AIM OF THE EXERCISE
An exact, complete copy of the entries is needed, with the pictures left out.

(Element data from apps and pages)

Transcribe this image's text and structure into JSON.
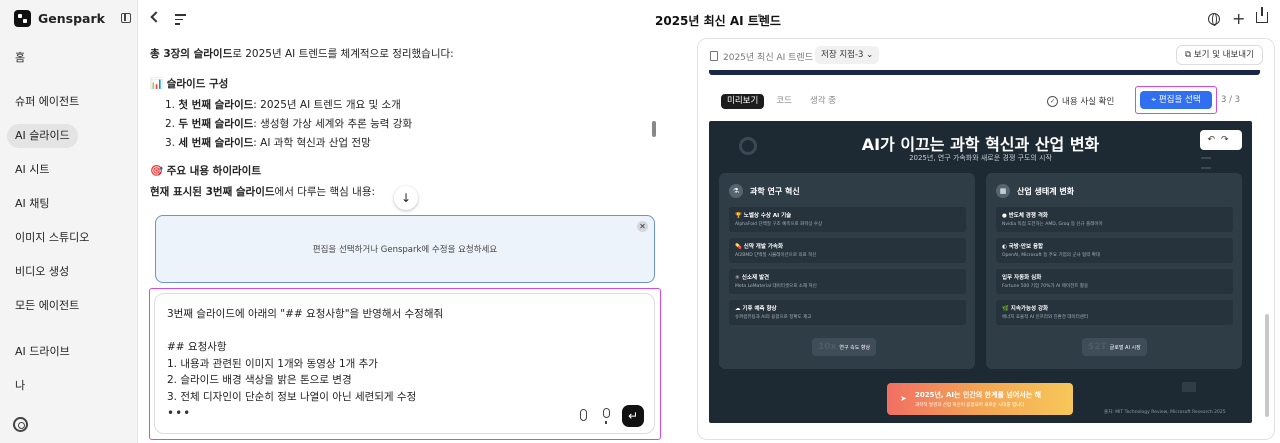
{
  "sidebar": {
    "brand": "Genspark",
    "items": [
      {
        "label": "홈"
      },
      {
        "label": "슈퍼 에이전트"
      },
      {
        "label": "AI 슬라이드",
        "active": true
      },
      {
        "label": "AI 시트"
      },
      {
        "label": "AI 채팅"
      },
      {
        "label": "이미지 스튜디오"
      },
      {
        "label": "비디오 생성"
      },
      {
        "label": "모든 에이전트"
      },
      {
        "label": "AI 드라이브"
      },
      {
        "label": "나"
      }
    ]
  },
  "chat": {
    "intro_bold": "총 3장의 슬라이드",
    "intro_rest": "로 2025년 AI 트렌드를 체계적으로 정리했습니다:",
    "section1": "📊 슬라이드 구성",
    "slides": [
      {
        "bold": "첫 번째 슬라이드",
        "rest": ": 2025년 AI 트렌드 개요 및 소개"
      },
      {
        "bold": "두 번째 슬라이드",
        "rest": ": 생성형 가상 세계와 추론 능력 강화"
      },
      {
        "bold": "세 번째 슬라이드",
        "rest": ": AI 과학 혁신과 산업 전망"
      }
    ],
    "section2": "🎯 주요 내용 하이라이트",
    "current_bold": "현재 표시된 3번째 슬라이드",
    "current_rest": "에서 다루는 핵심 내용:",
    "edit_hint": "편집을 선택하거나 Genspark에 수정을 요청하세요",
    "input_text": "3번째 슬라이드에 아래의 \"## 요청사항\"을 반영해서 수정해줘\n\n## 요청사항\n1. 내용과 관련된 이미지 1개와 동영상 1개 추가\n2. 슬라이드 배경 색상을 밝은 톤으로 변경\n3. 전체 디자인이 단순히 정보 나열이 아닌 세련되게 수정"
  },
  "header": {
    "title": "2025년 최신 AI 트렌드"
  },
  "panel": {
    "doc_title": "2025년 최신 AI 트렌드",
    "version": "저장 지점-3",
    "export_label": "보기 및 내보내기",
    "tabs": [
      "미리보기",
      "코드",
      "생각 중"
    ],
    "fact_check": "내용 사실 확인",
    "select_edit": "편집을 선택",
    "page_counter": "3 / 3"
  },
  "slide": {
    "title": "AI가 이끄는 과학 혁신과 산업 변화",
    "subtitle": "2025년, 연구 가속화와 새로운 경쟁 구도의 시작",
    "left_card": {
      "heading": "과학 연구 혁신",
      "items": [
        {
          "title": "🏆 노벨상 수상 AI 기술",
          "desc": "AlphaFold 단백질 구조 예측으로 화학상 수상"
        },
        {
          "title": "💊 신약 개발 가속화",
          "desc": "AI2BMD 단백질 시뮬레이션으로 의료 혁신"
        },
        {
          "title": "⚛ 신소재 발견",
          "desc": "Meta LeMaterial 데이터셋으로 소재 혁신"
        },
        {
          "title": "☁ 기후 예측 향상",
          "desc": "슈퍼컴퓨팅과 AI의 융합으로 정확도 제고"
        }
      ],
      "stat_value": "10x",
      "stat_label": "연구 속도 향상"
    },
    "right_card": {
      "heading": "산업 생태계 변화",
      "items": [
        {
          "title": "● 반도체 경쟁 격화",
          "desc": "Nvidia 독점 도전하는 AMD, Groq 등 신규 플레이어"
        },
        {
          "title": "◐ 국방·안보 융합",
          "desc": "OpenAI, Microsoft 등 주요 기업의 군사 협력 확대"
        },
        {
          "title": "입무 자동화 심화",
          "desc": "Fortune 500 기업 70%가 AI 에이전트 활용"
        },
        {
          "title": "🌿 지속가능성 강화",
          "desc": "에너지 효율적 AI 인프라와 친환경 데이터센터"
        }
      ],
      "stat_value": "$2T",
      "stat_label": "글로벌 AI 시장"
    },
    "banner_title": "2025년, AI는 인간의 한계를 넘어서는 해",
    "banner_sub": "과학적 발견과 산업 혁신이 융합되어 새로운 시대를 엽니다",
    "source": "출처: MIT Technology Review, Microsoft Research 2025"
  }
}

ANSWER TO THIS TASK
Transcribe this image's text and structure into JSON.
{
  "sidebar": {
    "brand": "Genspark",
    "items": [
      {
        "label": "홈"
      },
      {
        "label": "슈퍼 에이전트"
      },
      {
        "label": "AI 슬라이드",
        "active": true
      },
      {
        "label": "AI 시트"
      },
      {
        "label": "AI 채팅"
      },
      {
        "label": "이미지 스튜디오"
      },
      {
        "label": "비디오 생성"
      },
      {
        "label": "모든 에이전트"
      },
      {
        "label": "AI 드라이브"
      },
      {
        "label": "나"
      }
    ]
  },
  "chat": {
    "intro_bold": "총 3장의 슬라이드",
    "intro_rest": "로 2025년 AI 트렌드를 체계적으로 정리했습니다:",
    "section1": "📊 슬라이드 구성",
    "slides": [
      {
        "bold": "첫 번째 슬라이드",
        "rest": ": 2025년 AI 트렌드 개요 및 소개"
      },
      {
        "bold": "두 번째 슬라이드",
        "rest": ": 생성형 가상 세계와 추론 능력 강화"
      },
      {
        "bold": "세 번째 슬라이드",
        "rest": ": AI 과학 혁신과 산업 전망"
      }
    ],
    "section2": "🎯 주요 내용 하이라이트",
    "current_bold": "현재 표시된 3번째 슬라이드",
    "current_rest": "에서 다루는 핵심 내용:",
    "edit_hint": "편집을 선택하거나 Genspark에 수정을 요청하세요",
    "input_text": "3번째 슬라이드에 아래의 \"## 요청사항\"을 반영해서 수정해줘\n\n## 요청사항\n1. 내용과 관련된 이미지 1개와 동영상 1개 추가\n2. 슬라이드 배경 색상을 밝은 톤으로 변경\n3. 전체 디자인이 단순히 정보 나열이 아닌 세련되게 수정"
  },
  "header": {
    "title": "2025년 최신 AI 트렌드"
  },
  "panel": {
    "doc_title": "2025년 최신 AI 트렌드",
    "version": "저장 지점-3",
    "export_label": "보기 및 내보내기",
    "tabs": [
      "미리보기",
      "코드",
      "생각 중"
    ],
    "fact_check": "내용 사실 확인",
    "select_edit": "편집을 선택",
    "page_counter": "3 / 3"
  },
  "slide": {
    "title": "AI가 이끄는 과학 혁신과 산업 변화",
    "subtitle": "2025년, 연구 가속화와 새로운 경쟁 구도의 시작",
    "left_card": {
      "heading": "과학 연구 혁신",
      "items": [
        {
          "title": "🏆 노벨상 수상 AI 기술",
          "desc": "AlphaFold 단백질 구조 예측으로 화학상 수상"
        },
        {
          "title": "💊 신약 개발 가속화",
          "desc": "AI2BMD 단백질 시뮬레이션으로 의료 혁신"
        },
        {
          "title": "⚛ 신소재 발견",
          "desc": "Meta LeMaterial 데이터셋으로 소재 혁신"
        },
        {
          "title": "☁ 기후 예측 향상",
          "desc": "슈퍼컴퓨팅과 AI의 융합으로 정확도 제고"
        }
      ],
      "stat_value": "10x",
      "stat_label": "연구 속도 향상"
    },
    "right_card": {
      "heading": "산업 생태계 변화",
      "items": [
        {
          "title": "● 반도체 경쟁 격화",
          "desc": "Nvidia 독점 도전하는 AMD, Groq 등 신규 플레이어"
        },
        {
          "title": "◐ 국방·안보 융합",
          "desc": "OpenAI, Microsoft 등 주요 기업의 군사 협력 확대"
        },
        {
          "title": "입무 자동화 심화",
          "desc": "Fortune 500 기업 70%가 AI 에이전트 활용"
        },
        {
          "title": "🌿 지속가능성 강화",
          "desc": "에너지 효율적 AI 인프라와 친환경 데이터센터"
        }
      ],
      "stat_value": "$2T",
      "stat_label": "글로벌 AI 시장"
    },
    "banner_title": "2025년, AI는 인간의 한계를 넘어서는 해",
    "banner_sub": "과학적 발견과 산업 혁신이 융합되어 새로운 시대를 엽니다",
    "source": "출처: MIT Technology Review, Microsoft Research 2025"
  }
}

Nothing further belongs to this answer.